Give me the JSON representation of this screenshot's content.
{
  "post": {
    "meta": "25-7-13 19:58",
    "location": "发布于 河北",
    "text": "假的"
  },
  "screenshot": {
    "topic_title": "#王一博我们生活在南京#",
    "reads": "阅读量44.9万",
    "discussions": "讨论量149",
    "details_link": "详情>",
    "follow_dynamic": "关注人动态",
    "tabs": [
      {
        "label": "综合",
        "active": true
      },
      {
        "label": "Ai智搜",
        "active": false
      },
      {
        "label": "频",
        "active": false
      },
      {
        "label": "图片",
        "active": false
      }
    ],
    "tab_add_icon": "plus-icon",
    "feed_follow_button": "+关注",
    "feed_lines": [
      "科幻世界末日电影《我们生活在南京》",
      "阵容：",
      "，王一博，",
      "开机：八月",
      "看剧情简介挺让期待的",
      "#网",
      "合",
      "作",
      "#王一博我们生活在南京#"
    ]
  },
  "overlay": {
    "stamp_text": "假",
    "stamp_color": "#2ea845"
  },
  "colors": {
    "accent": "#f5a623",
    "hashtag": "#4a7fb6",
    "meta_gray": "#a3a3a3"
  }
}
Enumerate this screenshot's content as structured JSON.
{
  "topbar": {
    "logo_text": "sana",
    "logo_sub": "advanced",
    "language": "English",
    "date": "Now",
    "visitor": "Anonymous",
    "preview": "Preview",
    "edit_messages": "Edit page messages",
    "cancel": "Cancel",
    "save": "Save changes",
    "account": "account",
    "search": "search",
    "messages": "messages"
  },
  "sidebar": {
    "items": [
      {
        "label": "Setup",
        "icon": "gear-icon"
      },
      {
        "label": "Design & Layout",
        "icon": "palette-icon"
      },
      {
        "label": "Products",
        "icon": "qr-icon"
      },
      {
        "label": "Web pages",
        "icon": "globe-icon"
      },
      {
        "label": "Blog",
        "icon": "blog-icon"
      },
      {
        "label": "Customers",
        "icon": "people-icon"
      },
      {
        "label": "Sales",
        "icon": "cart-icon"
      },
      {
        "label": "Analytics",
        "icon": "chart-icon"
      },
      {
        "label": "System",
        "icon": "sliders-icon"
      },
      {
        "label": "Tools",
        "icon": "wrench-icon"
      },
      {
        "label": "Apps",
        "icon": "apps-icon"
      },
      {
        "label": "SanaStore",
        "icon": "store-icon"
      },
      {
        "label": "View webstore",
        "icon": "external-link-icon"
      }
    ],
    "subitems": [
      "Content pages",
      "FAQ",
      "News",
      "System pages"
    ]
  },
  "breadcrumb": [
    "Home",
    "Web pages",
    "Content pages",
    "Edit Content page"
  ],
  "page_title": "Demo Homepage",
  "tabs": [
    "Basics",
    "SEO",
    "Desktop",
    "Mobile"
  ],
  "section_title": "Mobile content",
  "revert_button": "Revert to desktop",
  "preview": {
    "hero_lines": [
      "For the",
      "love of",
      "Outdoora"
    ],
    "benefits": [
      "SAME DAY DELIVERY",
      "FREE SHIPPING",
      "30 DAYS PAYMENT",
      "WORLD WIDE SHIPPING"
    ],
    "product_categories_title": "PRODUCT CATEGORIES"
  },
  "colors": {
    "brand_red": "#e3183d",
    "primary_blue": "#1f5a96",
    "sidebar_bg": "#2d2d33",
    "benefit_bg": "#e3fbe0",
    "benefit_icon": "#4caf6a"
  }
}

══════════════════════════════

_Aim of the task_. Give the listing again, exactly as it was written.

_Solution_.
Give me the JSON representation of this screenshot's content.
{
  "post": {
    "meta": "25-7-13 19:58",
    "location": "发布于 河北",
    "text": "假的"
  },
  "screenshot": {
    "topic_title": "#王一博我们生活在南京#",
    "reads": "阅读量44.9万",
    "discussions": "讨论量149",
    "details_link": "详情>",
    "follow_dynamic": "关注人动态",
    "tabs": [
      {
        "label": "综合",
        "active": true
      },
      {
        "label": "Ai智搜",
        "active": false
      },
      {
        "label": "频",
        "active": false
      },
      {
        "label": "图片",
        "active": false
      }
    ],
    "tab_add_icon": "plus-icon",
    "feed_follow_button": "+关注",
    "feed_lines": [
      "科幻世界末日电影《我们生活在南京》",
      "阵容：",
      "，王一博，",
      "开机：八月",
      "看剧情简介挺让期待的",
      "#网",
      "合",
      "作",
      "#王一博我们生活在南京#"
    ]
  },
  "overlay": {
    "stamp_text": "假",
    "stamp_color": "#2ea845"
  },
  "colors": {
    "accent": "#f5a623",
    "hashtag": "#4a7fb6",
    "meta_gray": "#a3a3a3"
  }
}
Enumerate this screenshot's content as structured JSON.
{
  "topbar": {
    "logo_text": "sana",
    "logo_sub": "advanced",
    "language": "English",
    "date": "Now",
    "visitor": "Anonymous",
    "preview": "Preview",
    "edit_messages": "Edit page messages",
    "cancel": "Cancel",
    "save": "Save changes",
    "account": "account",
    "search": "search",
    "messages": "messages"
  },
  "sidebar": {
    "items": [
      {
        "label": "Setup",
        "icon": "gear-icon"
      },
      {
        "label": "Design & Layout",
        "icon": "palette-icon"
      },
      {
        "label": "Products",
        "icon": "qr-icon"
      },
      {
        "label": "Web pages",
        "icon": "globe-icon"
      },
      {
        "label": "Blog",
        "icon": "blog-icon"
      },
      {
        "label": "Customers",
        "icon": "people-icon"
      },
      {
        "label": "Sales",
        "icon": "cart-icon"
      },
      {
        "label": "Analytics",
        "icon": "chart-icon"
      },
      {
        "label": "System",
        "icon": "sliders-icon"
      },
      {
        "label": "Tools",
        "icon": "wrench-icon"
      },
      {
        "label": "Apps",
        "icon": "apps-icon"
      },
      {
        "label": "SanaStore",
        "icon": "store-icon"
      },
      {
        "label": "View webstore",
        "icon": "external-link-icon"
      }
    ],
    "subitems": [
      "Content pages",
      "FAQ",
      "News",
      "System pages"
    ]
  },
  "breadcrumb": [
    "Home",
    "Web pages",
    "Content pages",
    "Edit Content page"
  ],
  "page_title": "Demo Homepage",
  "tabs": [
    "Basics",
    "SEO",
    "Desktop",
    "Mobile"
  ],
  "section_title": "Mobile content",
  "revert_button": "Revert to desktop",
  "preview": {
    "hero_lines": [
      "For the",
      "love of",
      "Outdoora"
    ],
    "benefits": [
      "SAME DAY DELIVERY",
      "FREE SHIPPING",
      "30 DAYS PAYMENT",
      "WORLD WIDE SHIPPING"
    ],
    "product_categories_title": "PRODUCT CATEGORIES"
  },
  "colors": {
    "brand_red": "#e3183d",
    "primary_blue": "#1f5a96",
    "sidebar_bg": "#2d2d33",
    "benefit_bg": "#e3fbe0",
    "benefit_icon": "#4caf6a"
  }
}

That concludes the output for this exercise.